#### EXERCISE PROMPT
Scan the records that follow, and whenever a line has the word "title", copy it.

[Entries from a dataset of interfaces]
-- Opening Marker --

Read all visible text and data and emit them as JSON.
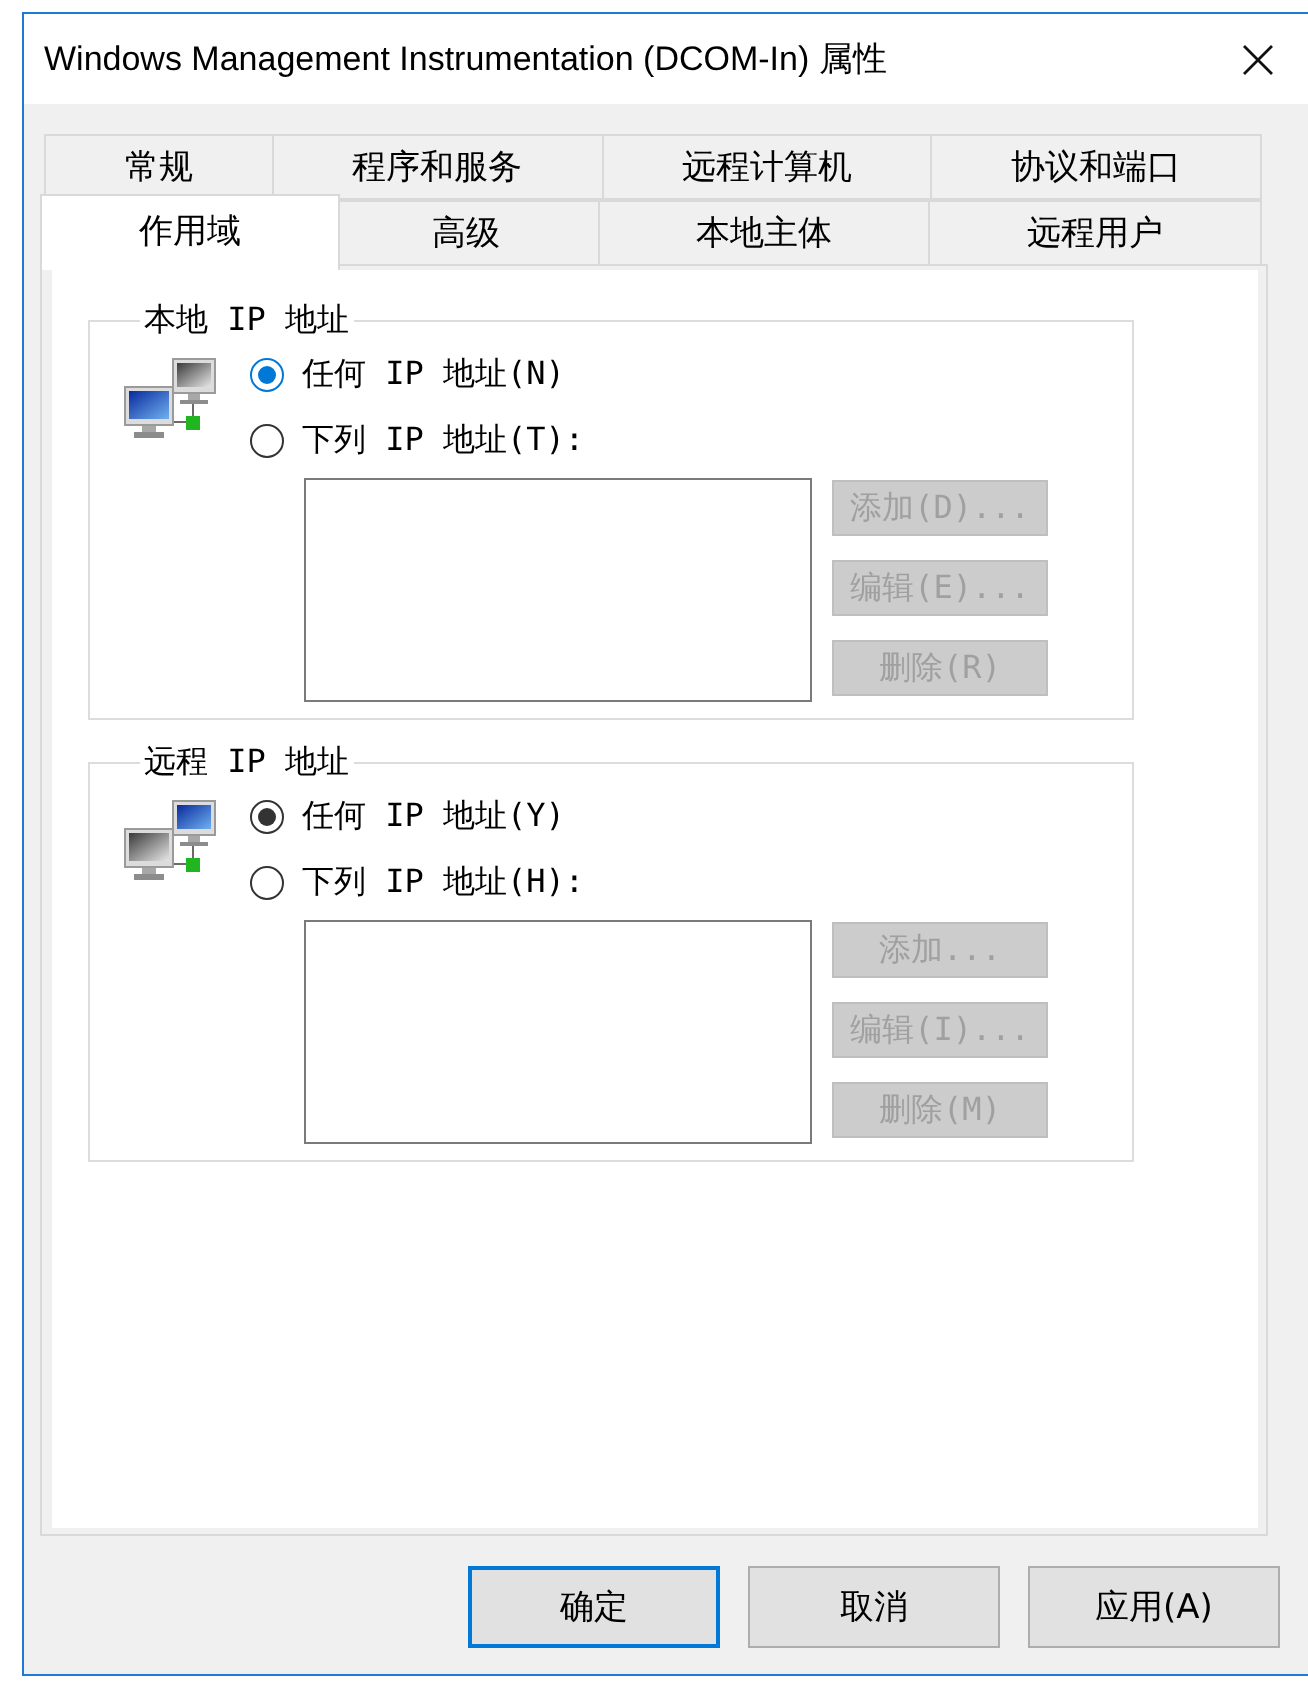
{
  "window": {
    "title": "Windows Management Instrumentation (DCOM-In) 属性"
  },
  "tab_rows": [
    [
      {
        "label": "常规",
        "selected": false
      },
      {
        "label": "程序和服务",
        "selected": false
      },
      {
        "label": "远程计算机",
        "selected": false
      },
      {
        "label": "协议和端口",
        "selected": false
      }
    ],
    [
      {
        "label": "作用域",
        "selected": true
      },
      {
        "label": "高级",
        "selected": false
      },
      {
        "label": "本地主体",
        "selected": false
      },
      {
        "label": "远程用户",
        "selected": false
      }
    ]
  ],
  "groups": [
    {
      "title": "本地 IP 地址",
      "options": [
        {
          "label": "任何 IP 地址(N)",
          "selected": true,
          "color": "#0078d7"
        },
        {
          "label": "下列 IP 地址(T):",
          "selected": false,
          "color": "#333333"
        }
      ],
      "buttons": [
        {
          "label": "添加(D)...",
          "disabled": true
        },
        {
          "label": "编辑(E)...",
          "disabled": true
        },
        {
          "label": "删除(R)",
          "disabled": true
        }
      ]
    },
    {
      "title": "远程 IP 地址",
      "options": [
        {
          "label": "任何 IP 地址(Y)",
          "selected": true,
          "color": "#333333"
        },
        {
          "label": "下列 IP 地址(H):",
          "selected": false,
          "color": "#333333"
        }
      ],
      "buttons": [
        {
          "label": "添加...",
          "disabled": true
        },
        {
          "label": "编辑(I)...",
          "disabled": true
        },
        {
          "label": "删除(M)",
          "disabled": true
        }
      ]
    }
  ],
  "buttons": [
    {
      "label": "确定",
      "default": true
    },
    {
      "label": "取消",
      "default": false
    },
    {
      "label": "应用(A)",
      "default": false
    }
  ]
}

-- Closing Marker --

#### TASK RESPONSE
    "title": "Windows Management Instrumentation (DCOM-In) 属性"
      "title": "本地 IP 地址",
      "title": "远程 IP 地址",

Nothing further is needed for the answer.